I found The Death of Superman TPB at Kroger in early 1994, I was 11 going on 12, this was the beginning of my journey into this wonderful hobby. I had heard of this “event” but I was so late to the party that it was over, the Death and Return of Superman saga was a trilogy of three storylines, "Doomsday!", "Funeral for a Friend" and "Reign of the Supermen!", all ancient history by '94. After I got The Death of Superman TPB I searched out issues for "Funeral for a Friend" and "Reign of the Super
Adventures and musings about Buying, Selling and setting up at Conventions and Shows
I participated in my first ever show last October. You can read about it here: http://boards.collectors-society.com/ubbthreads.php?ubb=showflat&amp;Number=8903742#Post8903742
I was pleased with my sales, it was an excellent learning experience and most importantly, I had a great time. I must have did "ok" as I was invited back by the show organizers.
In my town, there use to be a larger two day
STRANGE TALES #174 - There Walks the GOLEM!
One of the earlier comics I ever had was this Strange Tales #174 from the Spring of 1974.
(STRANGE TALES #174 - Cover Dated June 1974 - on Newsstands March 26, 1974 - cover art by Ernie Chan? John Buscema? Tony DeZuniga?)
What a great cover and what a controversy surrounding who drew it!
I've read Gil Kane, Tony DeZuniga, John Romita, and Ernie Chan for pencils and then Ernie Chan, Tony DeZuniga, and John Romita
Superman's Girl Friend LOIS LANE #98 - Romance Comics in Plain Sight
I'm going to warn you ahead of time - I may sound overly critical of Curt Swan's work here in this piece. I get that he was the definitive Superman artist for 2 1/2 decades. No question about that.
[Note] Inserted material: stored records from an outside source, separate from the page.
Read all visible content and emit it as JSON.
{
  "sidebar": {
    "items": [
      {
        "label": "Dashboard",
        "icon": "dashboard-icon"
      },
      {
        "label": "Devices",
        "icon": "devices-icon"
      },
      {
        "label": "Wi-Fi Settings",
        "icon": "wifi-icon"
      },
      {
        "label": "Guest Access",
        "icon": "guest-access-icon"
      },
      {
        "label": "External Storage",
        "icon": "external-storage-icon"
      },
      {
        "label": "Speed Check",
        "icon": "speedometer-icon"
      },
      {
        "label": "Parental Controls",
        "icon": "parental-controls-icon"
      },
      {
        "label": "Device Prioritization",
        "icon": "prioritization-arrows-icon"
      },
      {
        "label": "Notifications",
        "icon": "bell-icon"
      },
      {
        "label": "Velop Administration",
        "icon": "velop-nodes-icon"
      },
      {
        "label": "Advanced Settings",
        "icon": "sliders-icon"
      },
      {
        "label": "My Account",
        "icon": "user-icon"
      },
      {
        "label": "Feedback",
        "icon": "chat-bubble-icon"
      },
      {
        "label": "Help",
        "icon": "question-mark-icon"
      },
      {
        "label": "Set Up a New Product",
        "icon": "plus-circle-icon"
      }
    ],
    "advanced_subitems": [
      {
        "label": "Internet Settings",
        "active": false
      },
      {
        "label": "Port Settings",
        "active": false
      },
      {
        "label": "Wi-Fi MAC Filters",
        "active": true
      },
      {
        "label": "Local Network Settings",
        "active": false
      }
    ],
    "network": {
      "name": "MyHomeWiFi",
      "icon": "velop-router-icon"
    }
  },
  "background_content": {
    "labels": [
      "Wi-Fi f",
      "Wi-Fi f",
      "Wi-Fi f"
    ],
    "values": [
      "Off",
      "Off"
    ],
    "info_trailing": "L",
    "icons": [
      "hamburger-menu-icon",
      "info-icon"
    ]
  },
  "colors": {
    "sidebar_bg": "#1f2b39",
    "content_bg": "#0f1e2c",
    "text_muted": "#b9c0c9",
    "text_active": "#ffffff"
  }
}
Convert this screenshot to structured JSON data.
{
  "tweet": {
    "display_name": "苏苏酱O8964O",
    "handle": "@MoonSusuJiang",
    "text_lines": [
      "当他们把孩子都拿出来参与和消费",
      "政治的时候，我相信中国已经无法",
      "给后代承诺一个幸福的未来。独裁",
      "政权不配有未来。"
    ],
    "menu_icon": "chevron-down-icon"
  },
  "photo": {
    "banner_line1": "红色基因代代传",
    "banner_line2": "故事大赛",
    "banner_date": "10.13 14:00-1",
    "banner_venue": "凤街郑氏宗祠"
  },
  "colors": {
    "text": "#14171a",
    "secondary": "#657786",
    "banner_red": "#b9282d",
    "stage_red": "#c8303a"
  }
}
But personally, I just never understood the huge fan love for his work, other than "I was 13 and these were my favorite comics." That I get. Going back and discovering his work after reading Neal Adams Superman stories? Hmmm...
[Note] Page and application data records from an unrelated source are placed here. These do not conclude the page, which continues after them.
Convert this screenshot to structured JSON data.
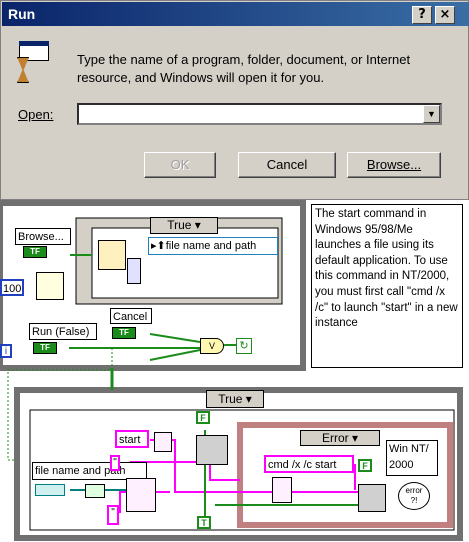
{
  "dialog": {
    "title": "Run",
    "help_btn": "?",
    "close_btn": "×",
    "description": "Type the name of a program, folder, document, or Internet resource, and Windows will open it for you.",
    "open_label": "Open:",
    "open_value": "",
    "ok": "OK",
    "cancel": "Cancel",
    "browse": "Browse..."
  },
  "diagram": {
    "case1_selector": "True",
    "browse_label": "Browse...",
    "fp_label": "file name and path",
    "wait_value": "100",
    "run_label": "Run (False)",
    "cancel_label": "Cancel",
    "note": "The start command in Windows 95/98/Me launches a file using its default application. To use this command in NT/2000, you must first call \"cmd /x /c\" to launch \"start\" in a new instance",
    "case2_selector": "True",
    "start_const": "start",
    "fp_label2": "file name and path",
    "error_selector": "Error",
    "cmd_const": "cmd /x /c start",
    "winnt_label": "Win NT/\n2000",
    "error_icon_text": "error\n?!",
    "tf_const": "TF",
    "f_const": "F",
    "t_const": "T",
    "i_label": "i",
    "quote1": "\"",
    "quote2": "\""
  },
  "colors": {
    "titlebar": "#0a246a",
    "bool_wire": "#1b8c1b",
    "string_wire": "#ff00ff",
    "error_frame": "#c08080"
  }
}
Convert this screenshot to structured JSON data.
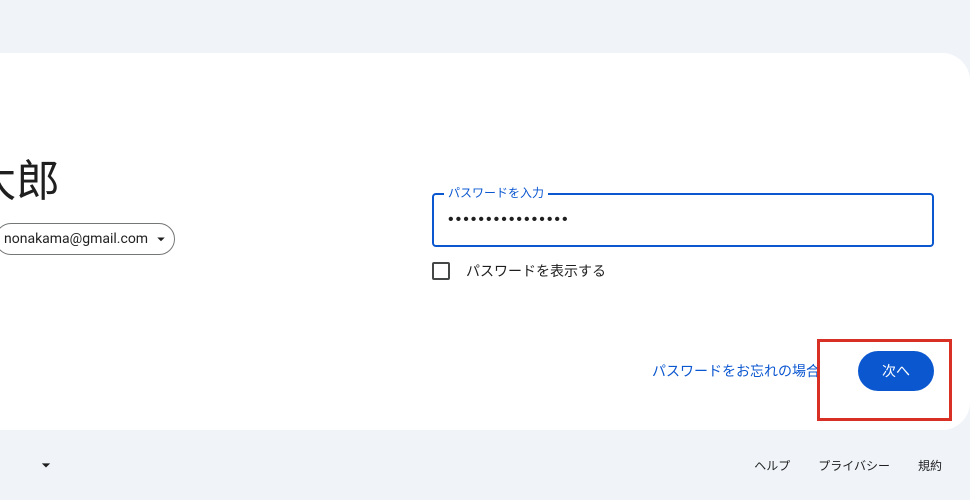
{
  "left": {
    "heading_fragment": "太郎",
    "email_fragment": "nonakama@gmail.com"
  },
  "password": {
    "field_label": "パスワードを入力",
    "masked_value": "••••••••••••••••",
    "show_label": "パスワードを表示する"
  },
  "actions": {
    "forgot": "パスワードをお忘れの場合",
    "next": "次へ"
  },
  "footer": {
    "help": "ヘルプ",
    "privacy": "プライバシー",
    "terms": "規約"
  }
}
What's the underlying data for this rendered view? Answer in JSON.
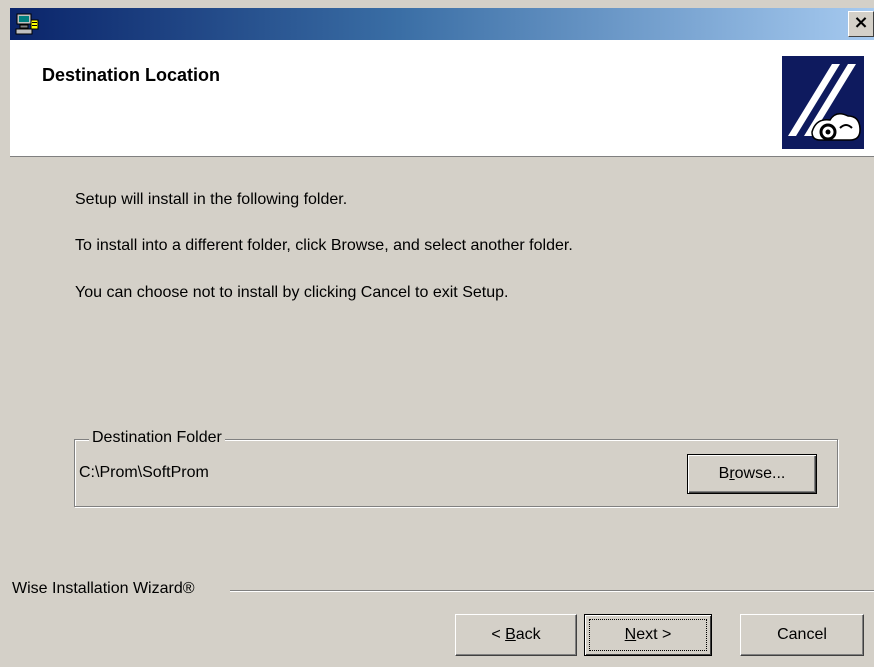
{
  "window": {
    "close_glyph": "×",
    "title_icon": "setup-computer-icon"
  },
  "header": {
    "title": "Destination Location",
    "logo": "installer-logo-icon"
  },
  "messages": {
    "line1": "Setup will install  in the following folder.",
    "line2": "To install into a different folder, click Browse, and select another folder.",
    "line3": "You can choose not to install  by clicking Cancel to exit Setup."
  },
  "destination": {
    "group_label": "Destination Folder",
    "path": "C:\\Prom\\SoftProm",
    "browse": {
      "prefix": "B",
      "mnemonic": "r",
      "suffix": "owse..."
    }
  },
  "footer": {
    "brand": "Wise Installation Wizard®",
    "back": {
      "prefix": "< ",
      "mnemonic": "B",
      "suffix": "ack"
    },
    "next": {
      "mnemonic": "N",
      "suffix": "ext >"
    },
    "cancel": "Cancel"
  },
  "colors": {
    "face": "#d4d0c8",
    "title_start": "#0a246a",
    "title_end": "#a6caf0",
    "logo_bg": "#0e1a5e"
  }
}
METAL MEN #9 - The FIRST Quirky Team?
I'll be quite honest. I wan't really all that familiar with the Metal Men. But the research has been fun and I've learned a lot.
And the issue I've read here (#9) was entertaining. These days, for $1 you can't beat it.
(METAL MEN #9 - Cover Dated Aug/Sept 1964 - on Newsstands June 25, 1964 - cover art by Ross Andru)
Many might think the Metal Men were some kind of rip off of the X-Men or the Marvel ‘team’ c
Marvel Australian Price Variants
Here is a summary of the Marvel Australian Price Variants that I have discovered hiding between the dates of January 1991 and November 1996. If you'd like to know more about them, please click the picture below and you'll be magically transported to the discussion thread in which we talk about them:
Meanwhile, here is an up to date summary of what I have discovered so far, which I hope you will find interesting.
I just bought Spider-Gwen #5 CGC#1594823016 signed by Stan Lee; the Aja Variant Cover.
The label says Stan Lee signed the comic on 11/28/2018—that’s an improbability. Today’s date (as of this writing) is 8/15/2018. Did a mysterious benefactor traveled into the future and have Stan Lee autograph the comic? Doubt it. The obvious answer is, he signed the comic in “January” instead of “November” of 2018. CGC must’ve accidentally hit “11” instead of just “1” for the month. Does an error like thi
Every month I email readers the latest Crimebusters Case Files - and tomorrow I'll be sending out the October edition. This month's Case Files will include my thoughts on the one element every good story must have. Plus, I'll have a progress update on issue #2, news about upcoming con appearances, a report about last month's show including mini-reviews of some comics I picked up there, recommendations for current Kickstarter projects, and the creation of a new resource for fans of Golden Age sup
I’ve recently acquired a new piece for my CGC Death and Return of Superman set, Superman #v2 #73 (11/92). This book completes a set small set of four, which serves as booked to a much larger set. Why? The four Superman titles cover dated November 1992 each contained a teaser page, the last page, warning us that "Doomsday is coming!"
While the stories for each of these books had nothing to do with the forthcoming "Doomsday!" storyline, beginning in Superman: The Man of Steel #18 (12/92
I've been building the perfect beast that is my CGC Death and Return of Superman set, going on 12 years now. My set is an assemblage of subsets, including the "Doomsday!" and "Reign of the Supermen!" chapters, along with all the multiple printings of the various issues, Platinum Editions (Superman #75, Adventures of Superman #500), and Collector's Editions.
Another subset, or beast, is the "Funeral for a Fried" chapter, a collection of nine books that tell the story of a world without